What does a speech pathologist do?
What does a speech pathologist actually do? This is a question I am regularly asked by members of the community.
Common perceptions of our work include correcting articulation difficulties in children (e.g. lisps) and working with people who stutter. Speech pathologists do work to support these client groups – and so much more! Speech pathologists complete a university degree to support children and adults with two fundamental life skills; communicating and eating. Speech pathologists possess the drive and passion to support people with these skills in order to engage across all aspects of daily living.
Who do speech pathologists work with?
Speech pathologists assess, diagnose and treat communication and swallowing difficulties in children and adults.

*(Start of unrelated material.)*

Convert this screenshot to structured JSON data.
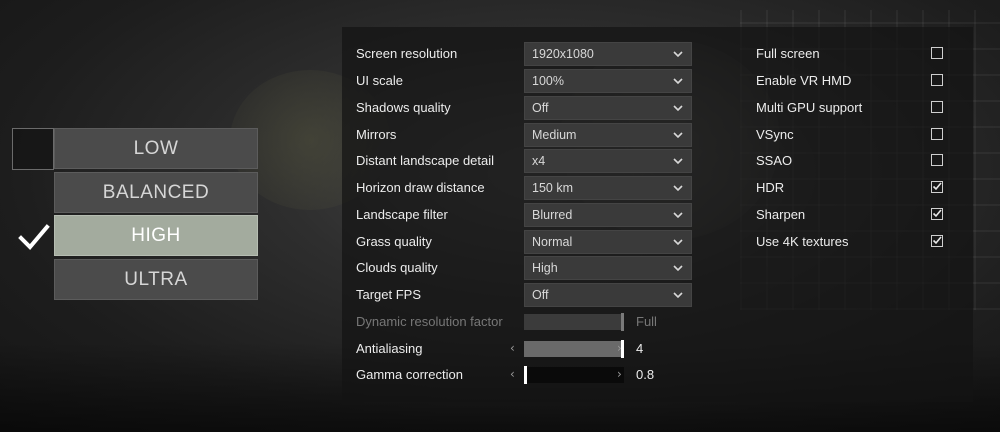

Communication difficulties refer to challenges with speaking, understanding and/or using language, listening, social skills, stuttering, reading, writing and using voice. Speech pathologists also help people who have difficulties eating and drinking safely.
Where do speech pathologists work?
Speech pathologists work in many different settings including schools, hospitals, aged care homes, mental health services, rehabilitation centres, community health centres and private practice. Speech pathologists often work collaboratively with occupational therapists, physiotherapists, dietitians, audiologists, psychologists, doctors and teachers.
How can a speech pathologist help?
Speech pathologists can support people in the following areas:
- Speech delays and disorders – articulation and producing speech sounds
- Expressive language – using language to share thoughts, feelings and ideas
- Receptive language – understanding language, word meanings and instructions
- Augmentative and alternative communication for people with difficulties speaking and writing e.g. using pictures, communication boards or assistive devices to support understanding and expression of language
- Fluency – supporting people who stutter to speak more fluently and with confidence
- Feeding and swallowing difficulties – supporting infants, children and adults who have difficulties eating, drinking and swallowing safely
- Pre literacy and literacy skills – learning to read, write and spell
- Voice – disorders of the voice including pitch, quality, volume
- Social communication difficulties – communicating for social purposes and following the rules for conversation
- Cognitive-communication disorders – organising thoughts, planning, reasoning, paying attention, remembering and problem solving
- Aural rehabilitation for people who are deaf or hard of hearing
- Accent modification
Therapy Focus’ qualified speech pathologists provide government funded and fee-for-service speech pathology to children and adults. Find out more.
Where can I find out more information about the work speech pathologists do?
Speech Pathology Australia is the professional body who represent speech pathologists across Australia. To find out more about the work speech pathologists do in the community, view this video.
For more information about Speech Pathology Week 2016 visit their website.